On those entrusted with the planning of manpower and equipment requirements over the past decade lies the onus of rank bad management of national resources. Over the past decade there has been no paucity of funds for military modernization as is evident from the amount of money returned unspent in the annual budget for the Ministry of Defence.
The cancellation of the Airbus 330 Multi-Role Tanker-Transporter (MRTT) contract proves the point. In many ways air refueling gives to the weapons platform a new lease of life.
Take for example the case of the Sukhois.

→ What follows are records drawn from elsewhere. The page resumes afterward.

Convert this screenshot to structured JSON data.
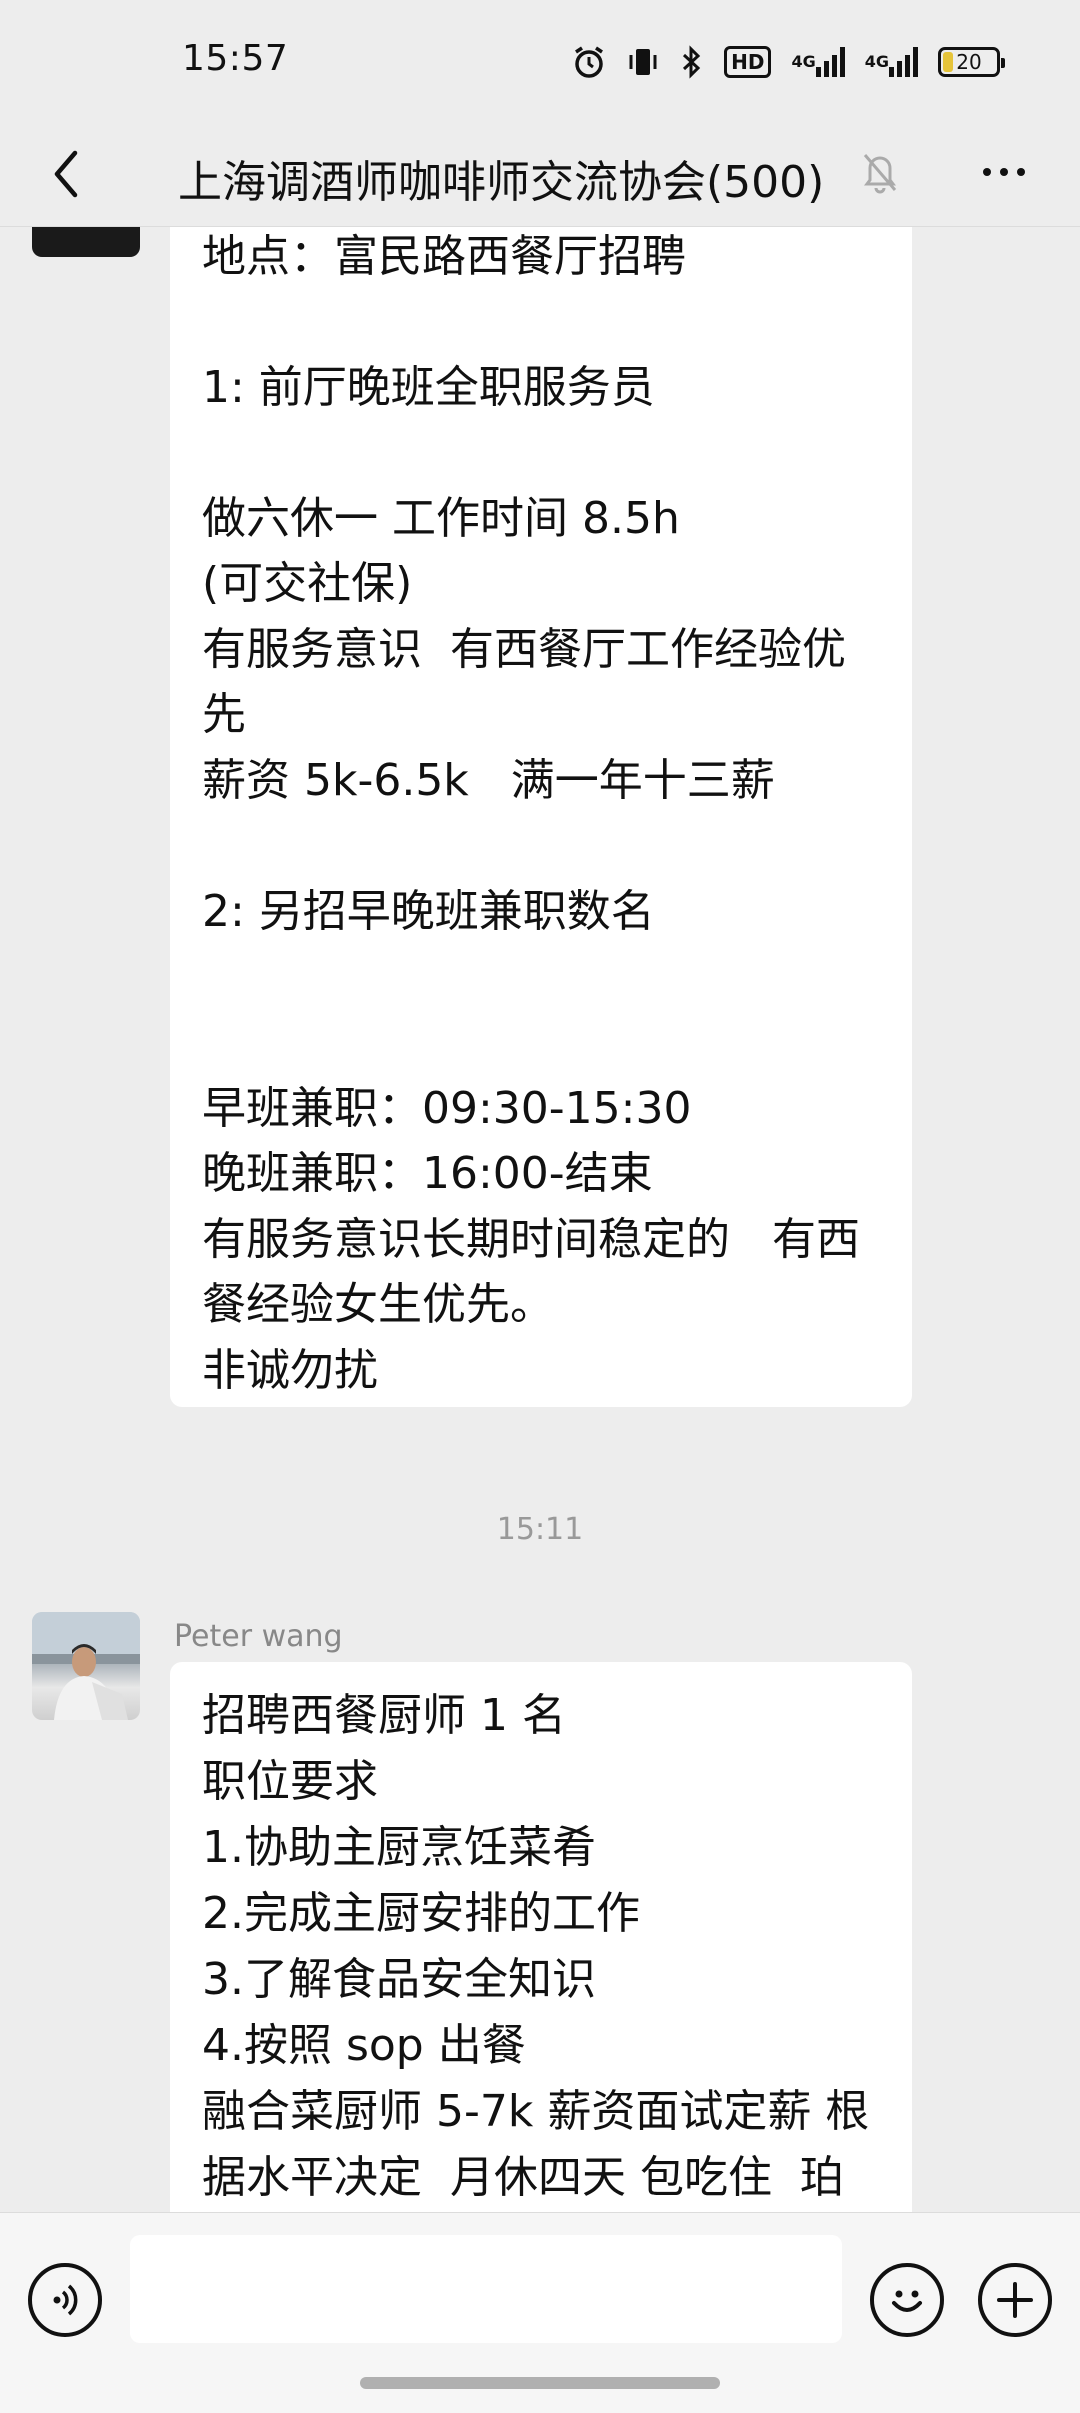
{
  "status_bar": {
    "time": "15:57",
    "hd_label": "HD",
    "network_1": "4G",
    "network_2": "4G",
    "battery_level": "20",
    "battery_fill_fraction": 0.2,
    "battery_color": "#e6c43a"
  },
  "header": {
    "title": "上海调酒师咖啡师交流协会(500)"
  },
  "messages": [
    {
      "lines": [
        "地点：富民路西餐厅招聘",
        "",
        "1: 前厅晚班全职服务员",
        "",
        "做六休一 工作时间 8.5h",
        "(可交社保)",
        "有服务意识  有西餐厅工作经验优",
        "先",
        "薪资 5k-6.5k   满一年十三薪",
        "",
        "2: 另招早晚班兼职数名",
        "",
        "",
        "早班兼职：09:30-15:30",
        "晚班兼职：16:00-结束",
        "有服务意识长期时间稳定的   有西",
        "餐经验女生优先。",
        "非诚勿扰"
      ]
    },
    {
      "time_separator": "15:11",
      "sender": "Peter wang",
      "lines": [
        "招聘西餐厨师 1 名",
        "职位要求",
        "1.协助主厨烹饪菜肴",
        "2.完成主厨安排的工作",
        "3.了解食品安全知识",
        "4.按照 sop 出餐",
        "融合菜厨师 5-7k 薪资面试定薪 根",
        "据水平决定  月休四天 包吃住  珀"
      ]
    }
  ],
  "input_bar": {
    "placeholder": ""
  }
}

With a range of 5000 km airborne refueling over the Himalayas can extend its range to about 8,000 km which brings it within reach of the Chinese capital Beijing and much of the industrial belt that lies along the Pacific seaboard not to mention the several Military Districts that are situated around the Tibetan plateau with their military reserves directed towards India.
It is a capability that needs to be nurtured and husbanded with total focused attention to every detail.
Technically India needs to carefully evaluate the probe and drogue (probe of the receiver aircraft and the drogue line attached to the tanker aircraft) and the newer refueling boom because the former allows for three aircraft to be refueled simultaneously whereas only one can be handled by the boom arrangement albeit at a faster rate of transfer.
But drogue can do multiple jobs at a time but unsafe whereas boom is stable and proven but limited capacity.
Also because the former system makes it possible to also refuel helicopters in flight which for India is an absolute necessity because helicopters like the world’s biggest MI-26 and the MI-17s are crucial links in air-bridges that support Indian troop deployment on the forward edges of the Himalayas against both China and Pakistan.
Creating airborne refueling capability for helicopters would enhance the Indian Army’s ability to air-deliver the 105 mm Indian Field Gun-howitzer to areas where they will be most effective without being dependent on road transportation.
Coupled with the gadget developed by the State-owned Ordnance Factory Board for centreline lifting of the Indian Field Gun, the weapon can be deployed faster at higher altitudes of the helicopter’s flight envelope.
Helicopter aerial refueling is more dicey than the straightforward refueling of fixed wing aircraft. For one, the drogue from the tanker has to avoid the whirling rotors and the probe from the helicopter has to be about a meter long so that it can connect with the drogue without entanglement. If perfected this technology is worth its weight in gold given the terrain difficulties of the Himalayas.
Now that the Chinese aircraft carrier has become a reality India will have to strengthen its maritime strike capability to be able to stop it south of Indonesia before it can pose a major threat to the Indian offshore islands as well as the mainland.
Airborne refueling will increase the operational capacity of both the land-based and maritime strike aircraft to make for air dominance that the Chinese carrier is intended to curtail.